    Friday
    Jan132012

    WHAT TYPE OF CLEANING PRODUCTS DO YOU RECOMMEND?

    Q: “I usually clean my countertops with whatever all-purpose cleaner I find at the supermarket. How are those products different from the ones you use?“ Richard in Golden.

    A: Hello Richard. Frequently, all-purpose cleaners have a cleaner plus either a polishing agent or a sealant. What happens then is that a build-up begins on the stone’s surface. After a short period, the stone will feel greasy, leave fingerprints, and sometimes will look foggy.  In our company we use products from Stone Care Central or M.B. Stone Care.  Both of those companies have cleaners that are made specifically for stone.  There’s a lack of knowledge by consumers about natural stone, so we educate them so as to eliminate these types of problems in the future.

    Friday
    Jan132012

    HOW DO I PREVENT FINGERPRINTS ON MY COUNTERTOPS?

    Q: "I’m so frustrated!! No matter how often I clean my counterops, within a few hours I see fingerprints! What can I do?"  Hazel in Englewood.

    A: Hello Hazel. What are you using to clean them?  Often folks say “just a dishrag and a little soap and water.” So, here’s an analogy: how long does it take you to get the soap off your hands after washing them?  A while, right?  So, unless you are throwing water all over your granite counters, you are not getting all that soap off.  As a result, a little bit of the soap stays on the counter. Then, we have dust in the air and grease from the kitchen, etc., and now we go back and repeat the process again and again, and again and pretty soon you have fingerprints and greasy marks all over the granite.  That should never happen.  If you use the appropriate cleaner, the stone will always stay cold to the touch and clear of fingerprints.  And be sure to avoid using additional polishes or cleaners with sealants in them.

    Friday
    Jan132012

    WILL SEALING MY STONE STOP WATER RINGS?

    Q: “I’m spotting a few water rings on my countertops. Should I have them sealed to prevent them?  Abby in Cherry Creek

    A: Hello Abby.

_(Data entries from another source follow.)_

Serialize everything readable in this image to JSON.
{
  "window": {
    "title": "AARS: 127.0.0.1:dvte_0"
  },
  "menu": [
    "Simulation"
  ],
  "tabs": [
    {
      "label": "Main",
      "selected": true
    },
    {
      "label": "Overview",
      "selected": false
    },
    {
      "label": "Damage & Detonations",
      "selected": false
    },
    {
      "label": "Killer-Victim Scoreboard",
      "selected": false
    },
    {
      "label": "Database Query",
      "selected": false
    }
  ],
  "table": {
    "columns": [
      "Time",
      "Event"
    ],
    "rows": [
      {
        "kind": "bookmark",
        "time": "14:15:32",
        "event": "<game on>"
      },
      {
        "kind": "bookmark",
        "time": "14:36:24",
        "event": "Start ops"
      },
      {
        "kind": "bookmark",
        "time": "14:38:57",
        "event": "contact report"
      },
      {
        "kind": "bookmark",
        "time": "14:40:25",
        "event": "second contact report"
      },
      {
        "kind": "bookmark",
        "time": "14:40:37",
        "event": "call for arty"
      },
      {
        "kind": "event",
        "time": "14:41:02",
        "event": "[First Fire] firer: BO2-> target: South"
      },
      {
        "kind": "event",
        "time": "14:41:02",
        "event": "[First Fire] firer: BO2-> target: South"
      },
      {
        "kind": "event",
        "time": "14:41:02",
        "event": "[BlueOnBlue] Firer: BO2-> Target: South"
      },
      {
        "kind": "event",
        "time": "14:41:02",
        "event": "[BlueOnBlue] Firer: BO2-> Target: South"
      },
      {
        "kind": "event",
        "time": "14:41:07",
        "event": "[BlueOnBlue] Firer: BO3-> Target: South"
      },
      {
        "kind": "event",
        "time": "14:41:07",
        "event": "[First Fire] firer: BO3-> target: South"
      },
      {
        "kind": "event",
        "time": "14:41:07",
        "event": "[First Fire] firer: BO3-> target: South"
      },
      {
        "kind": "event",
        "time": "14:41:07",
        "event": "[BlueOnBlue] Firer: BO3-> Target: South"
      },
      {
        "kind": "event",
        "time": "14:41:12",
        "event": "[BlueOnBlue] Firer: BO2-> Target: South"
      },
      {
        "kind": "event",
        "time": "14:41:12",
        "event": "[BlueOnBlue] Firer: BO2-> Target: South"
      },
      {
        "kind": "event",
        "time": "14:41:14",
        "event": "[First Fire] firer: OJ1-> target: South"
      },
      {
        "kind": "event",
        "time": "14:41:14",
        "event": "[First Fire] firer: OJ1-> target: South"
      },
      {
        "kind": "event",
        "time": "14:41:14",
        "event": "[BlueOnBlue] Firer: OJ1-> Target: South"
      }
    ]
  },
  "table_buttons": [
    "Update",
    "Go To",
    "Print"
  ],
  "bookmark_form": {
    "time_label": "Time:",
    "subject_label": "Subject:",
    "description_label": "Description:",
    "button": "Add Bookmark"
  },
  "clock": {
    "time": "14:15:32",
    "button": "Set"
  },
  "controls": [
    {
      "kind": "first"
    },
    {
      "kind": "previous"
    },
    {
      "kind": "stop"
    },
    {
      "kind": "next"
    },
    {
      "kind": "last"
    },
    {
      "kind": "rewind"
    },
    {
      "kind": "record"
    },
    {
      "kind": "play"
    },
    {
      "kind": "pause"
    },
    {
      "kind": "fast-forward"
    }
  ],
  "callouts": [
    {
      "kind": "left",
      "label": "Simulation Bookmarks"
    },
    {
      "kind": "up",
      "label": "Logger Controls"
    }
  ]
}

People often think that a sealant will stop what are commonly referred to as water rings.  Actually, these are etch marks, which are the separation of molecules in calcite based stones like marble, travertine and limestone.  The higher the gloss on these types of stone, the more visible the etch mark will be.  When it occurs, it is because some type of acidic substance, like household bathroom cleaning products, soda, coffee, tea or alcohol, has gone into the stone and separated the calcium carbonate molecules, leaving that “ring.” Naturally, when this happens, people say, “well, I sealed this, so it shouldn’t happen,” but that’s not true. A sealant only does two things: first, it protects against staining and, second, it will give you more time to react to a spill so the etch mark isn’t as prominent.  If the stone is properly sealed, a quick response to blot up the spill minimizes the etch mark and can be repaired easily. Remember, this is only for calcite-based stones. 

    Friday
    Jan132012

    HOW BIG A MESS SHOULD I EXPECT WHEN YOU COME TO RESTORE MY STONE?

    Q: “We need to have our marble floors cleaned and polished, but I’m worried about all the dust and mess the process will cause. How dirty should I expect my house to get?” Lee Ann in Denver

    A: Hello Lee Ann. Actually, not much. Before we do start the job, we demonstrate and explain to customers each step of the process. As this is usually a water-based restoration, there is minimal dust. We show them exactly how we will address dust, chemicals and water contaminant. That way, when we show up with all our equipment, they’re not panicked, thinking that we are going to ruin their home. And, afterwards, we educate them about what kind of stone is appropriate for each area of the house and what cleaning agents they should be using once the stone is restored. They should NOT be seeing us every six months.  This type of stone restoration in a residential setting is often a once every 5-6 year situation.